Instructions for the task: Tally the lines in the records below that contain "subtitle" and return only the result.

=====

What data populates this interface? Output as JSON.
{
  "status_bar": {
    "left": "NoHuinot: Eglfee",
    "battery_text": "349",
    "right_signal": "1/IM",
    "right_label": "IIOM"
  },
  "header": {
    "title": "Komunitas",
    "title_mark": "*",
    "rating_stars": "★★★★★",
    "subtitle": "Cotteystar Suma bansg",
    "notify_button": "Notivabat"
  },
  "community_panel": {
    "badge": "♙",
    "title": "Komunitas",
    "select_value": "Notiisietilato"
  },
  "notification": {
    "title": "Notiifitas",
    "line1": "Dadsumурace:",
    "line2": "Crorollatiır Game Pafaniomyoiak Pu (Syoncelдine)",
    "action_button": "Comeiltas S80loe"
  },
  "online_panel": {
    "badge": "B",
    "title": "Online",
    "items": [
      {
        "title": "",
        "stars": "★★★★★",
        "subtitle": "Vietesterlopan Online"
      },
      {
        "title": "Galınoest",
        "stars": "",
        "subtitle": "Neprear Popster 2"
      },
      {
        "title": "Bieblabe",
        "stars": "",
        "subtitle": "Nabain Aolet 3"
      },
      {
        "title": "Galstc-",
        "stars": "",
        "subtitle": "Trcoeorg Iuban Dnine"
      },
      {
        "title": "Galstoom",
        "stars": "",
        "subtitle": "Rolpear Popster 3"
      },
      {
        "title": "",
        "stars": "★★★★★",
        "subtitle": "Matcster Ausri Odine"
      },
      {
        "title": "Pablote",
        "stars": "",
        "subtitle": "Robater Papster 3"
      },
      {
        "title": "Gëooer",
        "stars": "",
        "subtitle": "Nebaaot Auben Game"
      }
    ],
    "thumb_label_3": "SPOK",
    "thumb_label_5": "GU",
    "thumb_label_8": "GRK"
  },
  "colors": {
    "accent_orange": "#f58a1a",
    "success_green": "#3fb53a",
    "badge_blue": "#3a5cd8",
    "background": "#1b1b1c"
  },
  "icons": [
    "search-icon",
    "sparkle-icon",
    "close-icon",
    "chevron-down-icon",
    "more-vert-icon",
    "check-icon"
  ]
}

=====

Answer space: 9